‘Tis the season of the fall blooming Anemone hupehensis. Found at a farmer’s market in a small pot several years ago, labeled as A. ‘Prinz Heinrich’, it is now believed to not be that cultivar. But whatever the name, this bed of pinky purple, for the one has become many, is more full of blossoms than ever before. These small bumble type bees are mad for it. Added: Thanks to an alert and intelligent reader, my dear friend Victoria, the name of this Anemone is most likely A. hupehensis ‘Praecox’. Thank you, Victoria, and look out, Gail and I might take you up on your offer someday!
Trying to capture the image of the busy bees proved to be too much for my abilities and the point and shoot camera, for these were the fastest moving little pollen jockeys ever. They preferred the flowers that had just opened or even those that were not fully unfurled. The pollen must be of a higher quality in the younger blooms.
Nearby, a patch of toad lilies, Tricyrtis ‘Empress’ looks ravishing in the shady nook by the pond. Japanese beech fern, Phegopteris decursive-pinnata, hmm, I smell a name change, is its partner here, they bring out the best in each other.
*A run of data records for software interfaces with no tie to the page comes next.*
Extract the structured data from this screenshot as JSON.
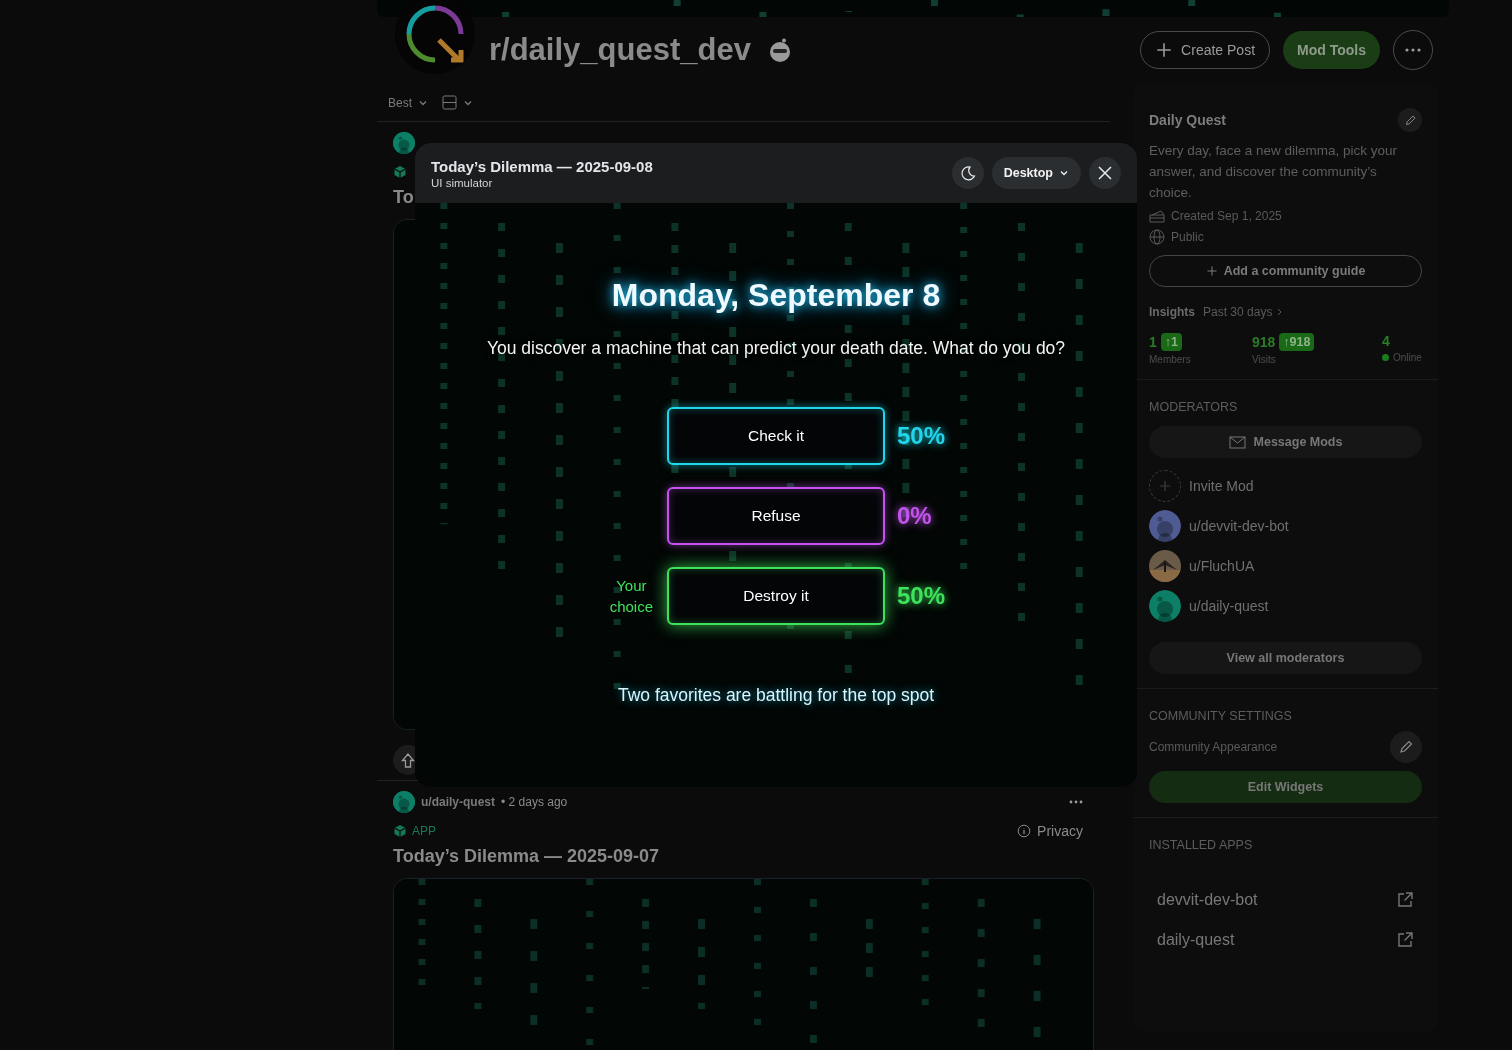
{
  "community": {
    "name": "r/daily_quest_dev"
  },
  "header_actions": {
    "create_post": "Create Post",
    "mod_tools": "Mod Tools"
  },
  "feed": {
    "sort": "Best"
  },
  "posts": [
    {
      "title": "To"
    },
    {
      "author": "u/daily-quest",
      "time": "• 2 days ago",
      "badge": "APP",
      "privacy": "Privacy",
      "title": "Today’s Dilemma — 2025-09-07"
    }
  ],
  "simulator": {
    "title": "Today’s Dilemma — 2025-09-08",
    "subtitle": "UI simulator",
    "view": "Desktop"
  },
  "dilemma": {
    "date": "Monday, September 8",
    "question": "You discover a machine that can predict your death date. What do you do?",
    "choice_label": "Your choice",
    "footer": "Two favorites are battling for the top spot",
    "options": [
      {
        "label": "Check it",
        "percent": "50%",
        "color": "#1fd6ea",
        "selected": false
      },
      {
        "label": "Refuse",
        "percent": "0%",
        "color": "#c353ec",
        "selected": false
      },
      {
        "label": "Destroy it",
        "percent": "50%",
        "color": "#3fe25c",
        "selected": true
      }
    ]
  },
  "sidebar": {
    "title": "Daily Quest",
    "description": "Every day, face a new dilemma, pick your answer, and discover the community’s choice.",
    "created": "Created Sep 1, 2025",
    "visibility": "Public",
    "guide_button": "Add a community guide",
    "insights": {
      "label": "Insights",
      "period": "Past 30 days",
      "stats": [
        {
          "kind": "delta",
          "value": "1",
          "delta": "↑1",
          "label": "Members"
        },
        {
          "kind": "delta",
          "value": "918",
          "delta": "↑918",
          "label": "Visits"
        },
        {
          "kind": "online",
          "value": "4",
          "label": "Online"
        }
      ]
    },
    "moderators": {
      "heading": "MODERATORS",
      "message_button": "Message Mods",
      "invite": "Invite Mod",
      "view_all": "View all moderators",
      "mods": [
        {
          "name": "u/devvit-dev-bot",
          "kind": "snoo",
          "color": "#4f5c93"
        },
        {
          "name": "u/FluchUA",
          "kind": "picture"
        },
        {
          "name": "u/daily-quest",
          "kind": "snoo",
          "color": "#0c7f66"
        }
      ]
    },
    "settings": {
      "heading": "COMMUNITY SETTINGS",
      "appearance": "Community Appearance",
      "edit_widgets": "Edit Widgets"
    },
    "apps": {
      "heading": "INSTALLED APPS",
      "items": [
        "devvit-dev-bot",
        "daily-quest"
      ]
    }
  }
}
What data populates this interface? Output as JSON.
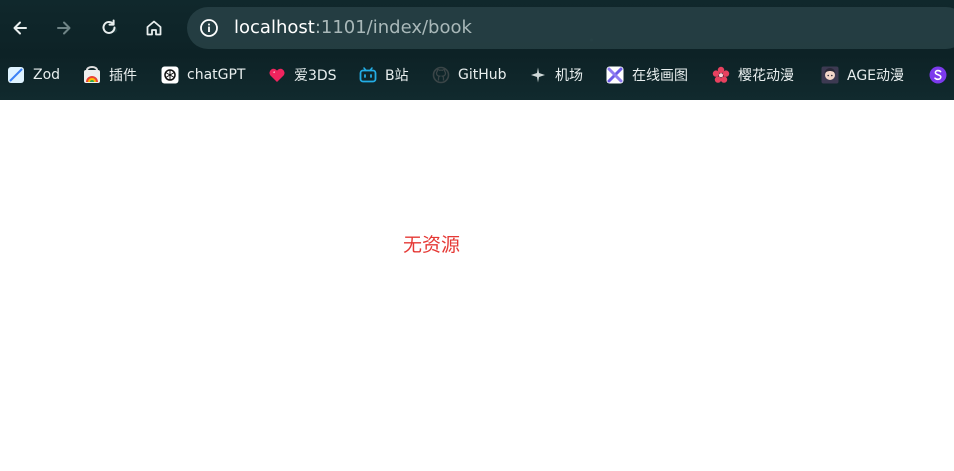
{
  "browser": {
    "address": {
      "host": "localhost",
      "rest": ":1101/index/book"
    },
    "bookmarks": [
      {
        "label": "Zod",
        "icon": "zod-icon"
      },
      {
        "label": "插件",
        "icon": "chrome-webstore-icon"
      },
      {
        "label": "chatGPT",
        "icon": "openai-icon"
      },
      {
        "label": "爱3DS",
        "icon": "heart-icon"
      },
      {
        "label": "B站",
        "icon": "bilibili-icon"
      },
      {
        "label": "GitHub",
        "icon": "github-icon"
      },
      {
        "label": "机场",
        "icon": "plane-icon"
      },
      {
        "label": "在线画图",
        "icon": "drawing-app-icon"
      },
      {
        "label": "樱花动漫",
        "icon": "sakura-icon"
      },
      {
        "label": "AGE动漫",
        "icon": "anime-avatar-icon"
      },
      {
        "label": "",
        "icon": "purple-s-icon"
      }
    ]
  },
  "page": {
    "empty_message": "无资源"
  },
  "colors": {
    "chrome_bg": "#10282c",
    "address_bg": "#284246",
    "empty_text": "#e53935"
  }
}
This little cutie has been shown before, but remains in bloom yet another month. There is a lot of personality to the bat faced Cuphea llavea. Cuttings will be attempted soon to try to winter over this USDA Zone 9 hardy plant.
Pulling back for a longer view, this time across the middle terrace, the tall ironweed, Vernonia gigantea has been allowed to seed about for more of a mass planting. These were cut down by more than half in May to keep the height down to a manageable six feet. Just beyond can be seen the pink muhly, Muhlenbergia capillaris coming into bloom.
Solidago sphacelata ‘Golden Fleece’ is a ground cover type of goldenrod that looks good cascading down the slight slope of the Black Garden into the Gravel Garden. The turning foliage of Crocosmia ‘George Davison’ makes a good color echo. A daylily seedpod has spilled its treasure already. Perhaps a wonderful new cultivar will arise from it.
This, the newest lady’s slipper orchid, Paphiopedilum ‘Pinocchio’ has been blooming since it arrived fully budded on Februay 5, 2013. It was ordered from my favorite orchid dealer, Carter and Holmes in Newberry, South Carolina. It looks like there is one more bud, too. Soon all the orchids will receive the dip of death, click here for the story, before being brought inside to winter over in the greenhouse/sunroom.
Not a flower, but surely as pretty as one, this immature male summer tanager was spotted in the dogwood tree. This is a first sighting for me, and what a handsome fellow he is. He will be solid red when mature, but for now matches the turning leaves on the dogwood tree.
To see what else is blooming on Garden Blogger’s Bloom Day in the world wide blogdom, check out my friend Carol of May Dreams Garden’s list of links.